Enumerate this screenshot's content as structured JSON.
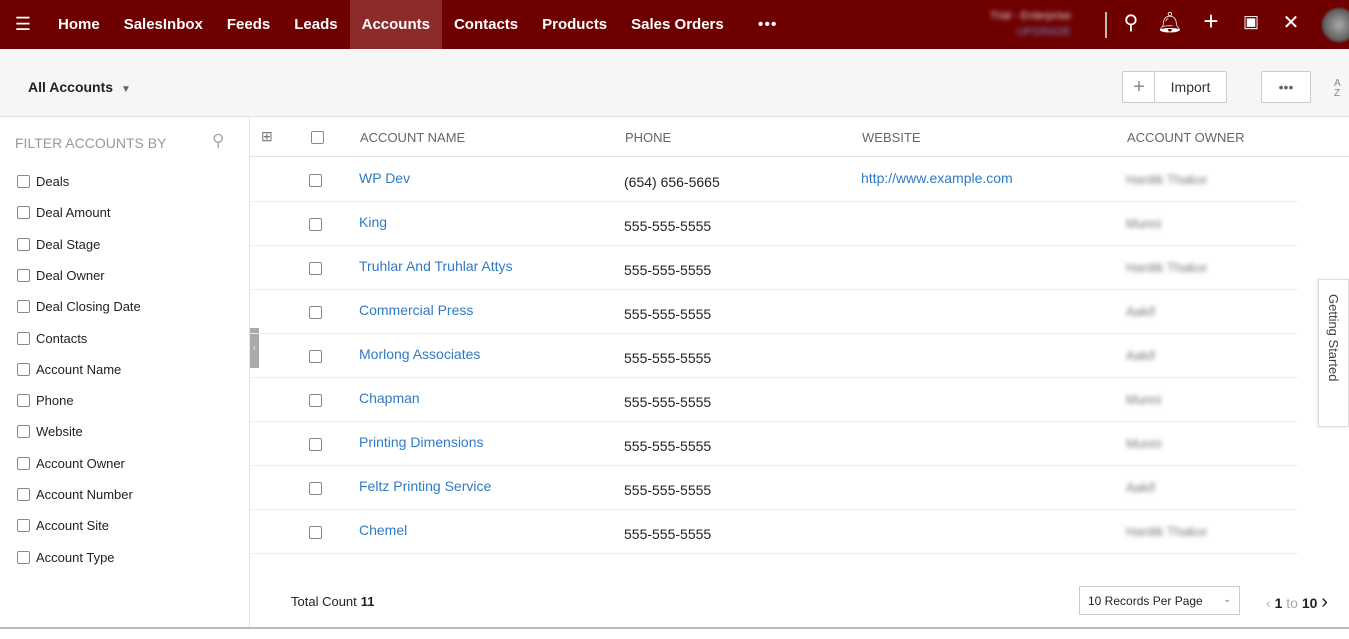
{
  "nav": {
    "items": [
      "Home",
      "SalesInbox",
      "Feeds",
      "Leads",
      "Accounts",
      "Contacts",
      "Products",
      "Sales Orders"
    ],
    "active": "Accounts",
    "more": "•••"
  },
  "trial": {
    "label": "Trial - Enterprise",
    "upgrade": "UPGRADE"
  },
  "toolbar": {
    "view": "All Accounts",
    "add": "+",
    "import": "Import",
    "more": "•••",
    "sort": "A Z"
  },
  "filter": {
    "title": "FILTER ACCOUNTS BY",
    "items": [
      "Deals",
      "Deal Amount",
      "Deal Stage",
      "Deal Owner",
      "Deal Closing Date",
      "Contacts",
      "Account Name",
      "Phone",
      "Website",
      "Account Owner",
      "Account Number",
      "Account Site",
      "Account Type"
    ]
  },
  "table": {
    "columns": [
      "ACCOUNT NAME",
      "PHONE",
      "WEBSITE",
      "ACCOUNT OWNER"
    ],
    "rows": [
      {
        "name": "WP Dev",
        "phone": "(654) 656-5665",
        "website": "http://www.example.com",
        "owner": "Hardik Thakor"
      },
      {
        "name": "King",
        "phone": "555-555-5555",
        "website": "",
        "owner": "Munni"
      },
      {
        "name": "Truhlar And Truhlar Attys",
        "phone": "555-555-5555",
        "website": "",
        "owner": "Hardik Thakor"
      },
      {
        "name": "Commercial Press",
        "phone": "555-555-5555",
        "website": "",
        "owner": "Aakif"
      },
      {
        "name": "Morlong Associates",
        "phone": "555-555-5555",
        "website": "",
        "owner": "Aakif"
      },
      {
        "name": "Chapman",
        "phone": "555-555-5555",
        "website": "",
        "owner": "Munni"
      },
      {
        "name": "Printing Dimensions",
        "phone": "555-555-5555",
        "website": "",
        "owner": "Munni"
      },
      {
        "name": "Feltz Printing Service",
        "phone": "555-555-5555",
        "website": "",
        "owner": "Aakif"
      },
      {
        "name": "Chemel",
        "phone": "555-555-5555",
        "website": "",
        "owner": "Hardik Thakor"
      }
    ]
  },
  "footer": {
    "total_label": "Total Count",
    "total": "11",
    "per_page": "10 Records Per Page",
    "from": "1",
    "to_label": "to",
    "to": "10"
  },
  "getting_started": "Getting Started"
}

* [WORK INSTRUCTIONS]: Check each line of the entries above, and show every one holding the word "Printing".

* [RESPONSE]:
        "name": "Printing Dimensions",
        "name": "Feltz Printing Service",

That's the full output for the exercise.